tZero is a security token trading platform, an alternative trading system regulated by the U.S. Securities and Exchange Commission (SEC). The company is a subsidiary of Medici Ventures, itself a subsidiary of

The blockchain-based platform connects buyers and sellers through a “dark pool,” meaning it acts as a matchmaker rather than a broker. It also includes a secondary market for tZero’s own security token, TZROP.

tZero started in 2015, when Overstock announced it planned to offer a “digital corporate bond,” or cryptocurrency-based security on what it then called its TØ.com technology. Overstock CEO Patrick Byrne purchased the first bond for $500,000.

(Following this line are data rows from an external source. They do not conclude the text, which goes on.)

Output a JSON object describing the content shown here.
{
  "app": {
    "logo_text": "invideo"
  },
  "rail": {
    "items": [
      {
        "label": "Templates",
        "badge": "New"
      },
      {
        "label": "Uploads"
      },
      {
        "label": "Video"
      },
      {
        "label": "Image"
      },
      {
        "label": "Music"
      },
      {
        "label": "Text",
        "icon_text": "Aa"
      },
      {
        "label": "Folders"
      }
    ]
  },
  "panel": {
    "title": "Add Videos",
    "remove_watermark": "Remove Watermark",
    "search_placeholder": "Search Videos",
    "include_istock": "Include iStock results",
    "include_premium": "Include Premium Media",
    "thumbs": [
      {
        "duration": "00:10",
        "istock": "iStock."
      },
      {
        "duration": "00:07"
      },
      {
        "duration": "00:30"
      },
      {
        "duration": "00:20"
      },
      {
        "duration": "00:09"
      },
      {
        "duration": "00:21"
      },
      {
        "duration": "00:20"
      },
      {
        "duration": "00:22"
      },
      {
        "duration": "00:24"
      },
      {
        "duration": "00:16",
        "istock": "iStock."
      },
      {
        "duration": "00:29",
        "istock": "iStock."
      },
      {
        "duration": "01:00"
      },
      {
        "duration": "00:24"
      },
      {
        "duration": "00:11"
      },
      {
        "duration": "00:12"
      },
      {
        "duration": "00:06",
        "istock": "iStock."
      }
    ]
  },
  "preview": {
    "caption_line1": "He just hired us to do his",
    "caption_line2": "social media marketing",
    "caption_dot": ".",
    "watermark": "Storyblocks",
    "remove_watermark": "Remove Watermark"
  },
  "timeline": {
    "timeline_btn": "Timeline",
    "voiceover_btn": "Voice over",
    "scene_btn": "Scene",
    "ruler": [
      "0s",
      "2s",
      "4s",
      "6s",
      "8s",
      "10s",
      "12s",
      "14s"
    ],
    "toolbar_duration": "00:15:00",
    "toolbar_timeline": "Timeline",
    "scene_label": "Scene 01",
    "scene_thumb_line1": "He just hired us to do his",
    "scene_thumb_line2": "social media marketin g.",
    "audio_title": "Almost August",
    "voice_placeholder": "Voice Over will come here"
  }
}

In October 2017, tZero announced it would begin an initial coin offering (ICO) the following month for its TZROP token. The sale utilized the Simple Agreement for Future Tokens framework, and commenced with a private pre-sale. The company sought to raise $250 million through the ICO. The token was intended to provide investors with an equity stake in tZero and a way to pay for fees and/or services within the tZero ecosystem.

In February 2018, an Overstock filing with the SEC revealed the regulator was reviewing the tZero ICO. The filing also noted Overstock had wrapped up the pre-sale portion of the ICO and had raised $100 million. The ICO concluded in August 2018 but the company fell short of its $250 million goal, raising a total of $134 million. At the same time Overstock announced that Chinese private equity firm GSR Capital would lead a $374.55 million investment in tZero.

The investment was intended to conclude in December 2018, but was delayed until February 2019 and then until April 2019. In March, it was announced the investment would be reduced to $100 million. In April, Overstock announced it had again failed to close the investment, but noted GSR was obligated to buy $30 million worth of TZROP tokens due to a binding agreement signed in 2018. GSR also brought in Makara Capital to co-lead the investment when it was delayed for the second time.

In May, Overstock announced it had closed the investment but had let GSR out of its previous obligation to buy $30 million worth of tokens. Instead, GSR invested $5 million in traditional tZero equity. Overstock said at the time that Makara Capital was still in the process of conducting due diligence on tZero and might invest in the future.

Separately, GSR Capital hired tZero to develop a token for trading cobalt, which was intended to simplify the discovery, purchase and tracking of cobalt.

In January 2019, tZero’s trading platform officially launched. A month later, it was reported the platform was struggling to meet volume expectations and the price of its token had declined. In June, tZero launched a second digital security to trade, a Digital Voting Series A-1 Preferred Stock (OSTKO), which a new version of the digital corporate bond Overstock offered in tZero’s early days.

Around the same time, Overstock’s quarterly filing revealed that it had seen a $10 million net loss in the second of 2019. In August 2019, tZero announced that it would open its security token trading platform to retail investors. The platform was initially only open to accredited investors. Around the same time, CEO Byrne resigned from the company after admitting to an affair with a Russian spy. He dumped his 13% company stake in September.

In April 2020 announced plans to distribute its long-delayed “digital security” shareholder dividend on May 19.

On that day shareholders of record on April 27, 2020, received one Digital Voting Series A-1 Preferred Stock (OSTKO) for every 10 of the online retailer’s shares they hold, according to a company press release.